“We also make decent budgets available to the teams. That’s really important for when they’re trying to create a quality product,” says Keating. “At a time when budgets are being slashed, we have maintained the budgets for the teams so they can create that beautiful product.”
The National has seen early success through reader engagement with the print magazine. It’s now working to create a holistic print and digital experience.
As Amtrak trains increase their Wi-Fi capacities, The National content is being cached into each train so it’s always available for people to read onboard on their devices – in addition to the print product. They’re also working more closely with the Amtrak social media team to provide digital assets.

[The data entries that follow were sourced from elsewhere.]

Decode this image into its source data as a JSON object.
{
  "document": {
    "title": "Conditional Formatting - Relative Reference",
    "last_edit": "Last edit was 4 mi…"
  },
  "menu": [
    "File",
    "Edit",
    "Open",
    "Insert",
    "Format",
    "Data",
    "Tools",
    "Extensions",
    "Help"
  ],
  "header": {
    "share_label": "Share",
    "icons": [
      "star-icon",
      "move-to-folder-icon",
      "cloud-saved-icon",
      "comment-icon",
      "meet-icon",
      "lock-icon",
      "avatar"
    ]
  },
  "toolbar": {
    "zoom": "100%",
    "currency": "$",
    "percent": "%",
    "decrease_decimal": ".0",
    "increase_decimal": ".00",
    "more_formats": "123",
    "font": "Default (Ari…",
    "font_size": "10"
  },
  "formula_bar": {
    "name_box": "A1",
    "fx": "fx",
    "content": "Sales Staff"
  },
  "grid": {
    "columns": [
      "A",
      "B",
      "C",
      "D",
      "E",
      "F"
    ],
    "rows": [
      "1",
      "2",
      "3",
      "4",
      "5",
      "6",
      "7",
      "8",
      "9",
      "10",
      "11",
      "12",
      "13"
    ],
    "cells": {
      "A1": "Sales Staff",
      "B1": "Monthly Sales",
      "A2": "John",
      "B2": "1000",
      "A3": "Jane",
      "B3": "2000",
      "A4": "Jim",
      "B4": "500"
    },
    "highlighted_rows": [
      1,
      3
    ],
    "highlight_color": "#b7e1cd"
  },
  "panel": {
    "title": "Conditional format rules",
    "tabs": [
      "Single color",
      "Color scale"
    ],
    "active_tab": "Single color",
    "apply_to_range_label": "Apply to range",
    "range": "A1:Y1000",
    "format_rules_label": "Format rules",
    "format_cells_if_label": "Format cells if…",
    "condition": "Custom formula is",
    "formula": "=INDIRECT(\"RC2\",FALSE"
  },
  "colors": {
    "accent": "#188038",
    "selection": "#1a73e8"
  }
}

“For all our teams, it’s about commissioning content in a very holistic way for all the different channels,” says Keating, “For example, we’ll have an editorial team creating the print magazine, plus dedicated digital editors. We’ve also produced a lot of video in the last year, as well as video assets for the print story. It’s communicated in a very different way and may reach different customers at different parts of their journeys.”
The Enduring Power of Print in a Digital World
Yet, despite the ever-growing power of video and social, Keating and Heller believe there will always be a place for print in today’s digital world.
“When people get onto a plane or train, there’s still this muscle memory where they’re used to unplugging and cracking open a physical book or newspaper,” says Heller. “I’m addicted to my phone, but I’ll get on a plane and that muscle memory kicks in. I’ll put my phone away and open a magazine that’s ink on paper.”
“It’s almost a treat to allow yourself to disconnect,” agrees Keating. “We’ve actually done a scientific test with a well-known university where we wired up people on a long flight. It found that people are in a different state of mind 32,000 feet in the air: a happier, more receptive state of mind. That’s exactly the time to recline the seat, have a glass of wine, open up that magazine, and want to engage in that longer story – rather than consuming shorter, snackable information on your phone.”
Heather Eng is NewsCred’s Executive Editor.